Photos By Delia Walz
It was difficult to be a teenager, who couldn’t vote, during the 2016 election. The election, and the events that transpired afterward, thrust my generation into politics. We are the generation that grew up in the wake of 9/11. We are the generation that grew up during the Great Recession. We are the generation that grew up with mass shootings as the norm.
I have grown up with lockdown drills in my school, and though I’m used to them, each one shakes me to the core. One day when I was a freshman, there was an unannounced lockdown at my town’s middle school, where my brother was a student. It took an hour for police to declare that the alarm was triggered accidentally.

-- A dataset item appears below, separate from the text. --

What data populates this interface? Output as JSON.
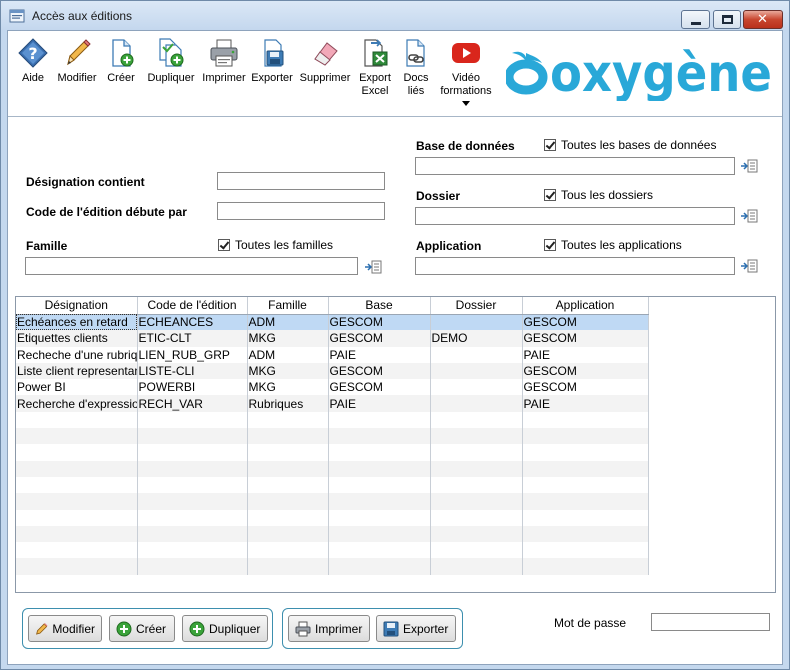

During that hour, all I could think of was whether my little brother would become another statistic, another victim mourned until the news cameras moved on to the next tragedy. Our town was fine, the lockdown was an accident, but before the police declared it a false alarm, we weren’t so different from the countless towns that have experienced school shootings. In that time, we didn’t know if our family and friends were actually alright.
In the wake of the Parkland shooting, I could feel that the response to it was different: not being able to vote, we had to find other ways to get our voices heard.
In a few weeks, students all over the country planned protests, walkouts, rallies, voter registration drives, and marches. In Croton, a group of students organized a bus to take people to the March for Our Lives in Washington, DC on March 24. Over forty students from my high school traveled in the early morning to Washington, DC, armed with posters, chants, and knowledge. We blended together with the hundreds of thousands of fellow marchers, including students who have also feared that their school would be next and parents who hug their children every morning before school, hoping that they will come home safely. This march was empowering because it gave us a way forward. Each speaker emphasized the importance of voting in midterm elections, especially for young people (who usually have low turnout numbers). This march has empowered the students in my school, and students across the country, to get involved in politics, contact politicians, protest, and educate ourselves.
On the bus ride home, we whispered to each other, asking if maybe this time was really different. Our consensus can be summed up with a quote said at the march by Delaney Tarr, a student at Marjory Stoneman Douglas: “We know what we want, we know how to get it, and we are not waiting any longer.”
My generation is cautious and extremely skeptical of the establishment’s willingness to change. But we have faith in a brighter future, and we’re prepared to fight for it, no matter how long it takes.